When the lens blank 10 is held in the chuck of the cutting tool in accordance with the foregoing requirements, it is tilted with respect to the chuck at a predetermined prism angle P, corresponding to the calculated resultant prism power, P.sub.β (or P.sub.β ' if such conversion is necessary), along the axis Ap as shown in FIG. 3. This produces a tilted inner lens surface 20 such that the optical center Co (the thickest portion of the plus lens illustrated) is shifted the proper amount of decentration D from the frame center Cf along the axis Ah.
After the lens is cut it is ground and polished in one or more stages, ordinarily on a lap, to eliminate slight errors in the shape of the curve and to produce a smooth finished surface. Since the lens block 16 has in the past conventionally been placed on the optical center of the lens blank 10 for surfacing, and thereafter removed so that the lens may be reblocked on the frame center for edging, testing of the lens refractive power in a lensometer has typically taken place after the lens has been unblocked from the optical center. However, since the present system utilizes frame-center blocking for both the surfacing and edging operations, it is more desirable to leave the block or a portion 22 thereof in place for both operations. Accordingly, if it is desired to test the lens power after the surfacing operation, this can be accomplished by measuring its thickness at predetermined critical points along the axis Ap rather than in a lensometer which would require removal of the block.
A prescription specifies the following parameters for a sphero-cylindrical lens for the right eye of a patient:
______________________________________Sphere Cylinder Cylinder PupilaryPower Power Axis Distance______________________________________+2.00 -1.00 60° 29.0mm______________________________________
The prescribed frame style has frames having horizontal widths of 48 mm and a bridge width of 20 mm, and horizontal decentration is prescribed. The required decentration along Ah therefore is 5 mm, calculated as follows:
48.0 mm/2+20 mm/2-29.0 mm=5.0 mm
The decentration components Dc, Ds along the axes Ac, As are computed as follows:
Dc=5.0 mm cos (-60°)=2.5 mm
Ds=5.0 mm sin (-60°)=-4.33 mm
Using Prentice's rule, the prism power components Pc, Ps along Ac and As, are determined as follows:
Pc=(2.50)(+2.00)/10=0.5 prism diopters
Ps=(-4.33)(+1.00)/10=-0.433 prism diopters
Using Pc and Ps the resultant prism power P.sub.β and prism axis angle β may then be calculated.
P.sub.β =√(0.5)2 +(-0.433)2 =0.66 prism diopters
If it is desired to use a prism ring to insert the proper amount of prism in the system, and the lens material to be used is crown glass, having an index of refraction of 1.523, and assuming that the prism rings are marked for use with Canadian balsam glass having an index of refraction of 1.530, as is usually the case, then the following conversion calculation must be made to select the marked value P.sub.β ' of the prism ring to be used to produce the proper amount of prism for the exemplary lens:
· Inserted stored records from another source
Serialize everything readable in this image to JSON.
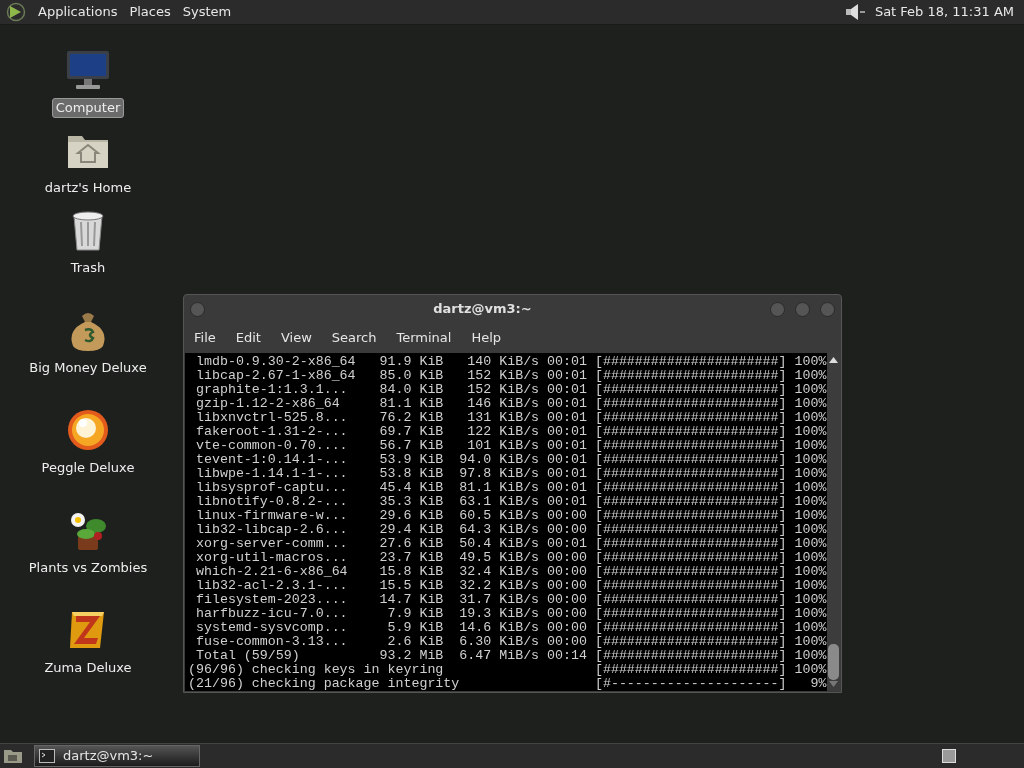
{
  "top_panel": {
    "menus": [
      "Applications",
      "Places",
      "System"
    ],
    "clock": "Sat Feb 18, 11:31 AM"
  },
  "desktop_icons": [
    {
      "kind": "computer",
      "label": "Computer",
      "selected": true
    },
    {
      "kind": "home",
      "label": "dartz's Home",
      "selected": false
    },
    {
      "kind": "trash",
      "label": "Trash",
      "selected": false
    },
    {
      "kind": "moneybag",
      "label": "Big Money Deluxe",
      "selected": false
    },
    {
      "kind": "ball",
      "label": "Peggle Deluxe",
      "selected": false
    },
    {
      "kind": "plant",
      "label": "Plants vs Zombies",
      "selected": false
    },
    {
      "kind": "block",
      "label": "Zuma Deluxe",
      "selected": false
    }
  ],
  "terminal": {
    "title": "dartz@vm3:~",
    "menu": [
      "File",
      "Edit",
      "View",
      "Search",
      "Terminal",
      "Help"
    ],
    "lines": [
      " lmdb-0.9.30-2-x86_64   91.9 KiB   140 KiB/s 00:01 [######################] 100%",
      " libcap-2.67-1-x86_64   85.0 KiB   152 KiB/s 00:01 [######################] 100%",
      " graphite-1:1.3.1...    84.0 KiB   152 KiB/s 00:01 [######################] 100%",
      " gzip-1.12-2-x86_64     81.1 KiB   146 KiB/s 00:01 [######################] 100%",
      " libxnvctrl-525.8...    76.2 KiB   131 KiB/s 00:01 [######################] 100%",
      " fakeroot-1.31-2-...    69.7 KiB   122 KiB/s 00:01 [######################] 100%",
      " vte-common-0.70....    56.7 KiB   101 KiB/s 00:01 [######################] 100%",
      " tevent-1:0.14.1-...    53.9 KiB  94.0 KiB/s 00:01 [######################] 100%",
      " libwpe-1.14.1-1-...    53.8 KiB  97.8 KiB/s 00:01 [######################] 100%",
      " libsysprof-captu...    45.4 KiB  81.1 KiB/s 00:01 [######################] 100%",
      " libnotify-0.8.2-...    35.3 KiB  63.1 KiB/s 00:01 [######################] 100%",
      " linux-firmware-w...    29.6 KiB  60.5 KiB/s 00:00 [######################] 100%",
      " lib32-libcap-2.6...    29.4 KiB  64.3 KiB/s 00:00 [######################] 100%",
      " xorg-server-comm...    27.6 KiB  50.4 KiB/s 00:01 [######################] 100%",
      " xorg-util-macros...    23.7 KiB  49.5 KiB/s 00:00 [######################] 100%",
      " which-2.21-6-x86_64    15.8 KiB  32.4 KiB/s 00:00 [######################] 100%",
      " lib32-acl-2.3.1-...    15.5 KiB  32.2 KiB/s 00:00 [######################] 100%",
      " filesystem-2023....    14.7 KiB  31.7 KiB/s 00:00 [######################] 100%",
      " harfbuzz-icu-7.0...     7.9 KiB  19.3 KiB/s 00:00 [######################] 100%",
      " systemd-sysvcomp...     5.9 KiB  14.6 KiB/s 00:00 [######################] 100%",
      " fuse-common-3.13...     2.6 KiB  6.30 KiB/s 00:00 [######################] 100%",
      " Total (59/59)          93.2 MiB  6.47 MiB/s 00:14 [######################] 100%",
      "(96/96) checking keys in keyring                   [######################] 100%",
      "(21/96) checking package integrity                 [#---------------------]   9%"
    ]
  },
  "taskbar": {
    "tasks": [
      {
        "label": "dartz@vm3:~",
        "selected": true
      }
    ]
  }
}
P.sub.β '=(0.66) (1.530-1.0)/(1.523-1.0)=0.67 prism diopters
Therefore, a prism ring marked for 0.67 prism diopters, or as close thereto as possible, should be selected and placed around the lens block (which has been attached to the lens so as to be centered on frame center Cf) with the apex of the prism ring in the direction of the marked line segment along the axis Ap at an angle of 19.1° relative to the axis Ah such that the lens blank will be tilted further from the cutting tool in that direction. The blocked lens should be positioned in the chuck of the cutting tool so as to be ground along the cylinder axis Ac which is 60° from the horizontal frame axis Ah. The resultant decentration will be 5.0 mm along the axis Ah.
The terms and expressions which have been employed in the foregoing abstract and specification are used therein as terms of description and not of limitation, and there is no intention, in the use of such terms and expressions, of excluding equivalents of the features shown and described or portions thereof, it being recognized that the scope of the invention is defined and limited only by the claims which follow.